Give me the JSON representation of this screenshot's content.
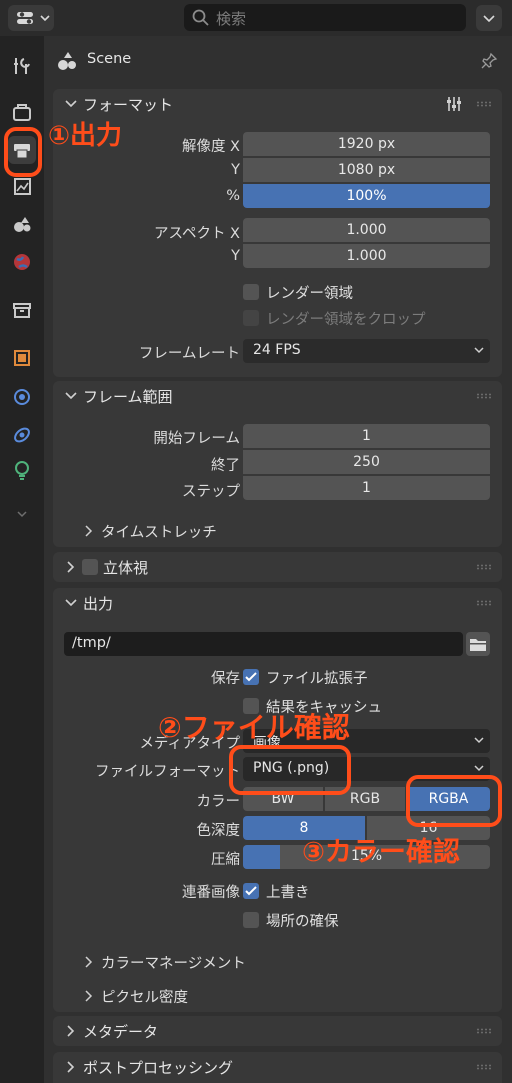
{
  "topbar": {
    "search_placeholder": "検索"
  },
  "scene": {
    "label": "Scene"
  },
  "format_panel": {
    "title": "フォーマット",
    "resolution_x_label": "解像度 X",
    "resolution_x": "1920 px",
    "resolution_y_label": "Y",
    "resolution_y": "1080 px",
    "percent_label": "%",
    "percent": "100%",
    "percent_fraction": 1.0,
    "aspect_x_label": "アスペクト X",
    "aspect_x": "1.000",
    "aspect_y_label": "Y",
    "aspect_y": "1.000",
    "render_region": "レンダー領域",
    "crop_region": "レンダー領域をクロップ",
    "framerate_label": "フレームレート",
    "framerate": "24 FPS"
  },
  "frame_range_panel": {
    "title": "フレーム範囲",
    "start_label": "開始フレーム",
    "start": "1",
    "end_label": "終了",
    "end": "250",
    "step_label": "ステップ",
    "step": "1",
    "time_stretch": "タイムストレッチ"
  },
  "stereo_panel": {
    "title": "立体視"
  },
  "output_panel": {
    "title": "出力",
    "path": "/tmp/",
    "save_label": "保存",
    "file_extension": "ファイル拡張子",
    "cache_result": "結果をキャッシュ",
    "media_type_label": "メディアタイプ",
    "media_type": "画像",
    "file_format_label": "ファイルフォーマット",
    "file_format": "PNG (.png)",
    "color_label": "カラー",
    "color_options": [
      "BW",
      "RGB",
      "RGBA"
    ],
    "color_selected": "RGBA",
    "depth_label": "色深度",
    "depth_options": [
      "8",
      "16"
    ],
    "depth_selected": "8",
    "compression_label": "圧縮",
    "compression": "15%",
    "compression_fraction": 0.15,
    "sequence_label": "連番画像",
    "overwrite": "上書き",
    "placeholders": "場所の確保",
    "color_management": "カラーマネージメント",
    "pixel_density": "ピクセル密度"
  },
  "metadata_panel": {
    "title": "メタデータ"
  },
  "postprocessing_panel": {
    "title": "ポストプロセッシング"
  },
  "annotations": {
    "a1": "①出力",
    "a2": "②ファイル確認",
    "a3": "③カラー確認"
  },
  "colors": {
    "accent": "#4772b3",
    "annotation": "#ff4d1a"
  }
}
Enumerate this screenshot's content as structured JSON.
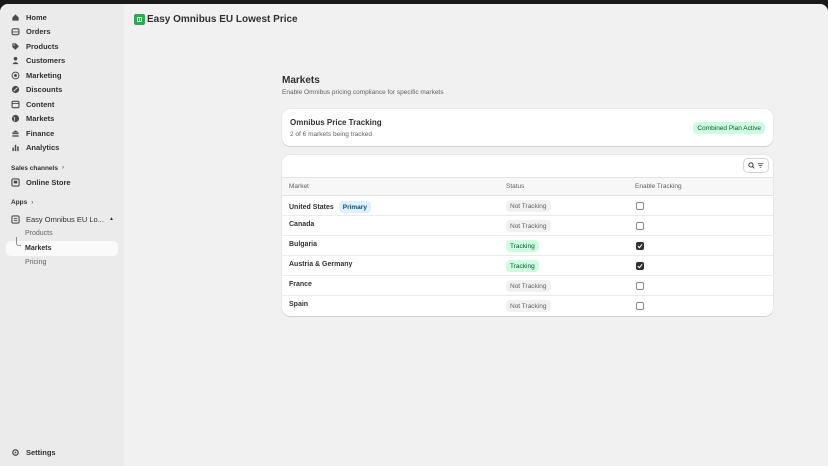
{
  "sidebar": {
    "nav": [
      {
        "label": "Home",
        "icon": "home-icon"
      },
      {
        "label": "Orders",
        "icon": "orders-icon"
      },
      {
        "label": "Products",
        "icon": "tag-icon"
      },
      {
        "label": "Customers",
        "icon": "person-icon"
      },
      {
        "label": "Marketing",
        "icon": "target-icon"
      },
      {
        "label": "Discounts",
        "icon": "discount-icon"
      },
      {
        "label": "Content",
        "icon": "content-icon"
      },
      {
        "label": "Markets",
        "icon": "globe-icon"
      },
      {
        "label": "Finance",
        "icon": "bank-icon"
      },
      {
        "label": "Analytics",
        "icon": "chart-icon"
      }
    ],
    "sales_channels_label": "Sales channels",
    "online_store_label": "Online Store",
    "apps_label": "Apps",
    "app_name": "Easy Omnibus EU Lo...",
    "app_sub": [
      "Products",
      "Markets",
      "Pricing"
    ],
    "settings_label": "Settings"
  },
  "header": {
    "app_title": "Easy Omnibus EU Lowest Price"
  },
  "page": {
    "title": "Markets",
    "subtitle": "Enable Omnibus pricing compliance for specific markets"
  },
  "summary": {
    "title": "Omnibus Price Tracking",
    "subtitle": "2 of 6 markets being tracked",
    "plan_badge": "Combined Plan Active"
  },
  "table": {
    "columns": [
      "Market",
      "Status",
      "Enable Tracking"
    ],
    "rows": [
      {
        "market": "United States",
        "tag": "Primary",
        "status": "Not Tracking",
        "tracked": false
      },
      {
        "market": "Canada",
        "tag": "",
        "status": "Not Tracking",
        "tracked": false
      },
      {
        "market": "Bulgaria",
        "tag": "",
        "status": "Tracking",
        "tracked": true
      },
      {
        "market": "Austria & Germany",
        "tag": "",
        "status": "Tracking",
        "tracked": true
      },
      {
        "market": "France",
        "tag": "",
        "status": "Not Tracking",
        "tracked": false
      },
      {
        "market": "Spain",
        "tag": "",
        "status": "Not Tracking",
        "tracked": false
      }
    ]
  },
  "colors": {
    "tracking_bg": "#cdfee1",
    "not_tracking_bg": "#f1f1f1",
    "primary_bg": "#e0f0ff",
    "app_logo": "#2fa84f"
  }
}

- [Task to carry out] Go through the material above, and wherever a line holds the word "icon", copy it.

- [Answer for this exercise]
        "icon": "home-icon"
        "icon": "orders-icon"
        "icon": "tag-icon"
        "icon": "person-icon"
        "icon": "target-icon"
        "icon": "discount-icon"
        "icon": "content-icon"
        "icon": "globe-icon"
        "icon": "bank-icon"
        "icon": "chart-icon"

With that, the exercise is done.